MCLENNAN, AB, July 15, 2014 /CNW/ - A Canada-wide honeybee health
surveillance study will be completed in Canada to document the health
of Canadian honeybees.
The Alberta Beekeepers Commission, representing 60 per cent of the honey
crop in Canada, submitted the grant proposal to conduct a Canada-wide
honeybee health surveillance study. The grant was approved by
Agriculture and Agri-Food Canada and will benefit beekeepers in every
"The Alberta Beekeepers Commission is pleased to receive the support of
the Federal Government to monitor honeybee health across Canada, for
the benefit of the whole Canadian beekeeping industry," says Grant
Hicks, president, Alberta Beekeepers Commission.
Currently, Canada does not have a national bee health surveillance
program in place. This study will build on the surveillance that's been
completed at a regional level and will provide crucial information to
continue to look at all factors affecting honeybee health.
"A functioning national research strategy will allow Canada's commercial
beekeepers to meet the growing pollination needs of various stakeholder
groups, as well as produce a surplus of exportable Canadian honey,"
There are a number of diseases that could have devastating impacts on
hives that can often go undetected by beekeepers because of their
complexity. The study will help to detect these types of diseases that
really can only be found in a lab.
Samples will be collected from all 10 provinces and analyzed for the
most common bee pests and diseases. In addition, apiaries will be
sampled for high-risk exotic pests.
The study will be led by Dr. Carlos Castillo and his team at the

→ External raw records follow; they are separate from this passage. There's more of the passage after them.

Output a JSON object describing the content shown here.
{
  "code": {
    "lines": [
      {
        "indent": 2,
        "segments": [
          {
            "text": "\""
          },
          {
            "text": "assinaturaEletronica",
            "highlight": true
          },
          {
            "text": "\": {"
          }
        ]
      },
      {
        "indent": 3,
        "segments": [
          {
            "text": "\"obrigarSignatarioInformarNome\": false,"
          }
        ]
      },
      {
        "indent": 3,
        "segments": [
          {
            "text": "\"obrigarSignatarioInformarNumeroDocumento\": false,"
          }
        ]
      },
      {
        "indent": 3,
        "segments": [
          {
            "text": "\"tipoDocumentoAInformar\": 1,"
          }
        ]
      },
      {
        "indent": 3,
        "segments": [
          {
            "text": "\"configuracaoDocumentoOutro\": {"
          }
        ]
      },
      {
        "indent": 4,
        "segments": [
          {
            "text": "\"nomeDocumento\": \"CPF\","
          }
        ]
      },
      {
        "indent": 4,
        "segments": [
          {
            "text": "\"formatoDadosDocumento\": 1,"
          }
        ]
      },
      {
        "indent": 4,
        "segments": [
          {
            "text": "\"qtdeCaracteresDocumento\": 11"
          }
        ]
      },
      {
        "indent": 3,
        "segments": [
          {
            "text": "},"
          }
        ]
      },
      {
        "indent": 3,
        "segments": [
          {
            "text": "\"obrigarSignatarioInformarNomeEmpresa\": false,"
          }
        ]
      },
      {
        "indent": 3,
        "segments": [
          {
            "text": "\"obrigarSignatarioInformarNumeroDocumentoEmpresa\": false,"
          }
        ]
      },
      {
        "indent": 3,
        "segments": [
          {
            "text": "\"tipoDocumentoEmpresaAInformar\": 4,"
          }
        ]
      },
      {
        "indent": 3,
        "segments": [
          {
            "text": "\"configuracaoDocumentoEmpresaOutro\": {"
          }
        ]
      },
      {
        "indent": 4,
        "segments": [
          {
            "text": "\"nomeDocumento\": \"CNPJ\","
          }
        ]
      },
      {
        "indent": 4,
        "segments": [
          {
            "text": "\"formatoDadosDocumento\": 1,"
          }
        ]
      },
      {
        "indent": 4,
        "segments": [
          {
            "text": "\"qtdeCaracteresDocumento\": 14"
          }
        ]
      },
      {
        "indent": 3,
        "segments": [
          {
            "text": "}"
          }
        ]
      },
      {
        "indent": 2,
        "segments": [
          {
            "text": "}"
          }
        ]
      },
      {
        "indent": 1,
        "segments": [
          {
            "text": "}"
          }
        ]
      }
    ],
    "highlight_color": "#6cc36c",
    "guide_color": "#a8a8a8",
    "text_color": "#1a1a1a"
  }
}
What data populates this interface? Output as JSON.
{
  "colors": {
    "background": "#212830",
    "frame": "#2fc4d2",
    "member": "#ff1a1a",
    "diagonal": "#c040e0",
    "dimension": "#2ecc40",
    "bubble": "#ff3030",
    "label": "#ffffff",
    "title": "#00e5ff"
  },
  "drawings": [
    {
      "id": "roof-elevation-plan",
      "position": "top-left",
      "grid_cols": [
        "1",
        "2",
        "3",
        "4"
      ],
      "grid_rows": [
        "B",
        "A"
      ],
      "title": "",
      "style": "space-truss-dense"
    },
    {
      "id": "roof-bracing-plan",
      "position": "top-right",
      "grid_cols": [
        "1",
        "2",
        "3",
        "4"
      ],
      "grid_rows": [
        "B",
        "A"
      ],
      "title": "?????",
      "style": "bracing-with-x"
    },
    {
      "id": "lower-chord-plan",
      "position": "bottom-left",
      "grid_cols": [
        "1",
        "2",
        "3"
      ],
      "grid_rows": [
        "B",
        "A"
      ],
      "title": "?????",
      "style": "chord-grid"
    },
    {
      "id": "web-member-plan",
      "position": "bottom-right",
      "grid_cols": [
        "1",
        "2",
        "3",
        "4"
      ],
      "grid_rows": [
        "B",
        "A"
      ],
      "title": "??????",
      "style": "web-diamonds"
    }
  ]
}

National Bee Diagnostic Centre in Beaverlodge, Alberta and will be
completed over four years.
Canadian beekeepers are currently challenged with a variety of factors
impacting bee health that threaten not only the industry, but Canada's
ability to pollinate crops and produce food.
The project will document the distribution and intensity of known and
potential diseases, pests and parasites in Canada's commercial
beekeeping industry. This information is currently lacking, and is
needed to continue to explore science-based solutions to protect
Funding for the study will come from Agriculture and Agri-Food Canada's
AgriMarketing Program, an initiative under Growing Forward 2.
Additional funding partners include: CropLife Canada, the Alberta
Beekeepers Commission and the Manitoba Beekeepers Association.
"Our industry relies on pollinators for healthy crops. We are committed
to working with all stakeholders to further explore the factors
impacting bee health to come to science-based solutions so both
beekeeping and farming can thrive," says Pierre Petelle, vice-president
of chemistry at CropLife Canada.
"The Manitoba Beekeepers Association proudly supports this
initiative with the Alberta Beekeepers Commission. This represents a
necessary and proactive approach to ascertain a comprehensive and
national view of the overall health of the beekeeping industry which
affects all beekeepers, from the hobbyist to the largest commercial
businesses," says Allan Campbell, president, Manitoba Beekeepers
SOURCE: Alberta Beekeepers Commission
For further information:
President, Alberta Beekeepers Commission